To me, the essence of Beef 2012 is the
coming together of people, involved or interested
in all aspects of the cattle industry,
from all countries of the world.
Beef Australia has come of age, in facilitating
this. It has worked hard to attract large
numbers from overseas, and should be
congratulated on the result.
Setting the stage for what can only be
described as a phenomenal week, was the
With exceptional speakers from five
countries, we saw the concepts of innovation,
collaboration, inspiration and celebration
embodied to the full.
Possibly the greatest innovation introduced
at Beef Week 2012 is the Bayer
Genetics and Reproduction Technologies
Market Place where everything involved in
the selection management and trade of

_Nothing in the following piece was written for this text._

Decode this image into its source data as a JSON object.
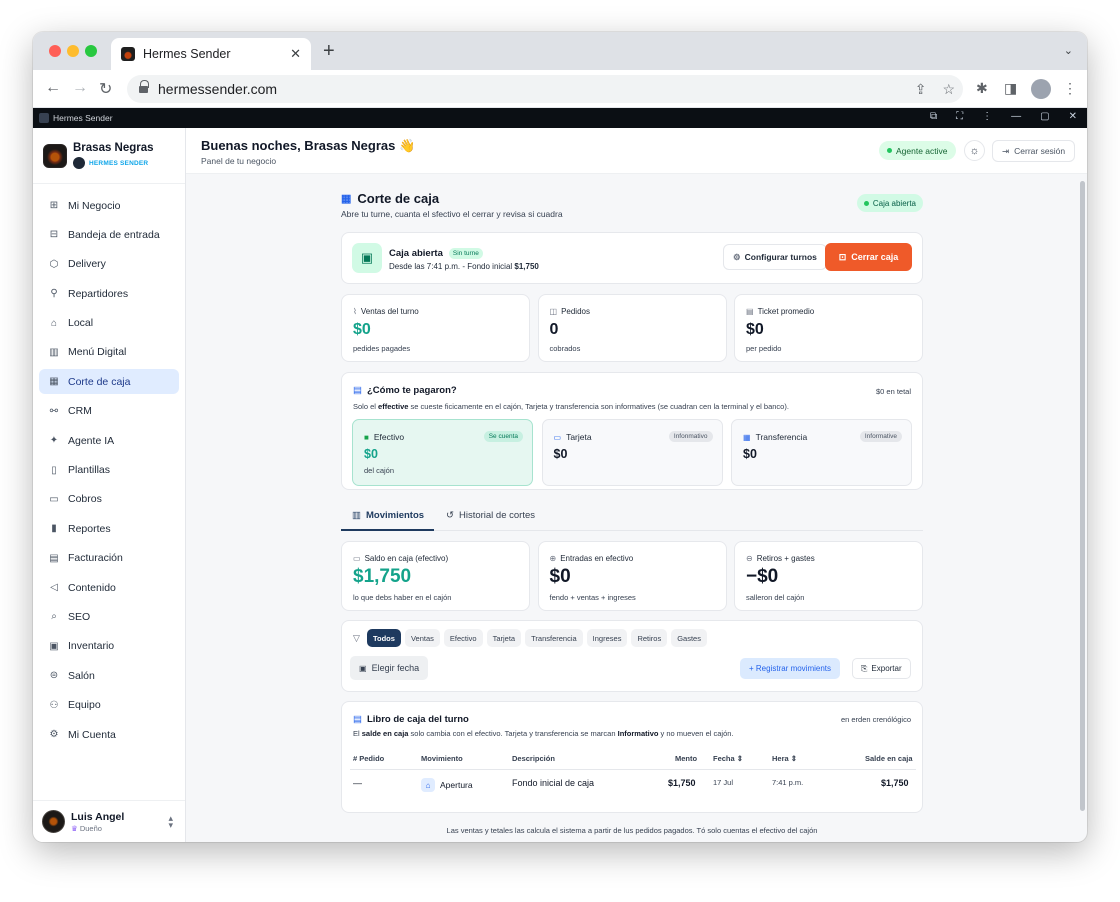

genetics is situated under the same roof.
The International Lounge has been a
place where overseas people can come to
relax. The hosts do an outstanding job of
only receive 600mm rainfall annually.
They are seeking to introduce genetics
from regions that have a similar latitude and
Burnett and I also met a delegation from
Poland. They are interested in our genetics
and want to keep in touch.
At the NSW Trade and Investment reception,
put on by Austrade I met a delegation
from Mexico, including Felipe de Jesus
Cabral Pulido who spoke no English.
This was a wonderful opportunity to practice
my Spanish. The look on Felipe’s face
when I spoke his language made the effort all
the more worthwhile.urnett and I are looking
to hosting a “fly-in-fly-out” tour group
today, at Gyranda, our Santa Gertrudis stud,
320Km South of Rockhampton.
The Back Page
8 BEEF AUSTRALIA 2012 • FRIDAY MAY 11